■ **Task statement**: Send back the entries exactly as they were given.

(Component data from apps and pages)
↓↓↓

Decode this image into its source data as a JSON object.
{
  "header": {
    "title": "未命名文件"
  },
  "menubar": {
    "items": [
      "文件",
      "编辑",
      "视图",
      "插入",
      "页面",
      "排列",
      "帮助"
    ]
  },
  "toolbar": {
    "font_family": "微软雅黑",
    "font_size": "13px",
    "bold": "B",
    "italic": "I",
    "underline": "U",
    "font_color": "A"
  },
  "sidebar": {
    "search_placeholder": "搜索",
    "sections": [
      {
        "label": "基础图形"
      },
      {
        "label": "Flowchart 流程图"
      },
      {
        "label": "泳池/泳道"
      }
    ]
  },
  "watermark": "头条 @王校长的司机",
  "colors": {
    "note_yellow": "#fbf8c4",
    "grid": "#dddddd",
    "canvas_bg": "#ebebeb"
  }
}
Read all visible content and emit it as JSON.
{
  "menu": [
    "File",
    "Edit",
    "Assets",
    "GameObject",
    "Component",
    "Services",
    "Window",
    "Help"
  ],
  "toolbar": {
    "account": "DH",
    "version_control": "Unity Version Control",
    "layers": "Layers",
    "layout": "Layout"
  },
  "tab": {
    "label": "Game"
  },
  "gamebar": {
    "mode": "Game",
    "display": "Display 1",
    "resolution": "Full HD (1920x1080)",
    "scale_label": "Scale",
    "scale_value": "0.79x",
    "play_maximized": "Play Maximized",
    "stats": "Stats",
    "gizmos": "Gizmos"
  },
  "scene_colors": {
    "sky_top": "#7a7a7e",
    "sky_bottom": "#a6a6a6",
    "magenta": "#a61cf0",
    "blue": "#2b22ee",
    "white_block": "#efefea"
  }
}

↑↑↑

■ **Answer box**:
Decode this image into its source data as a JSON object.
{
  "header": {
    "title": "未命名文件"
  },
  "menubar": {
    "items": [
      "文件",
      "编辑",
      "视图",
      "插入",
      "页面",
      "排列",
      "帮助"
    ]
  },
  "toolbar": {
    "font_family": "微软雅黑",
    "font_size": "13px",
    "bold": "B",
    "italic": "I",
    "underline": "U",
    "font_color": "A"
  },
  "sidebar": {
    "search_placeholder": "搜索",
    "sections": [
      {
        "label": "基础图形"
      },
      {
        "label": "Flowchart 流程图"
      },
      {
        "label": "泳池/泳道"
      }
    ]
  },
  "watermark": "头条 @王校长的司机",
  "colors": {
    "note_yellow": "#fbf8c4",
    "grid": "#dddddd",
    "canvas_bg": "#ebebeb"
  }
}
Read all visible content and emit it as JSON.
{
  "menu": [
    "File",
    "Edit",
    "Assets",
    "GameObject",
    "Component",
    "Services",
    "Window",
    "Help"
  ],
  "toolbar": {
    "account": "DH",
    "version_control": "Unity Version Control",
    "layers": "Layers",
    "layout": "Layout"
  },
  "tab": {
    "label": "Game"
  },
  "gamebar": {
    "mode": "Game",
    "display": "Display 1",
    "resolution": "Full HD (1920x1080)",
    "scale_label": "Scale",
    "scale_value": "0.79x",
    "play_maximized": "Play Maximized",
    "stats": "Stats",
    "gizmos": "Gizmos"
  },
  "scene_colors": {
    "sky_top": "#7a7a7e",
    "sky_bottom": "#a6a6a6",
    "magenta": "#a61cf0",
    "blue": "#2b22ee",
    "white_block": "#efefea"
  }
}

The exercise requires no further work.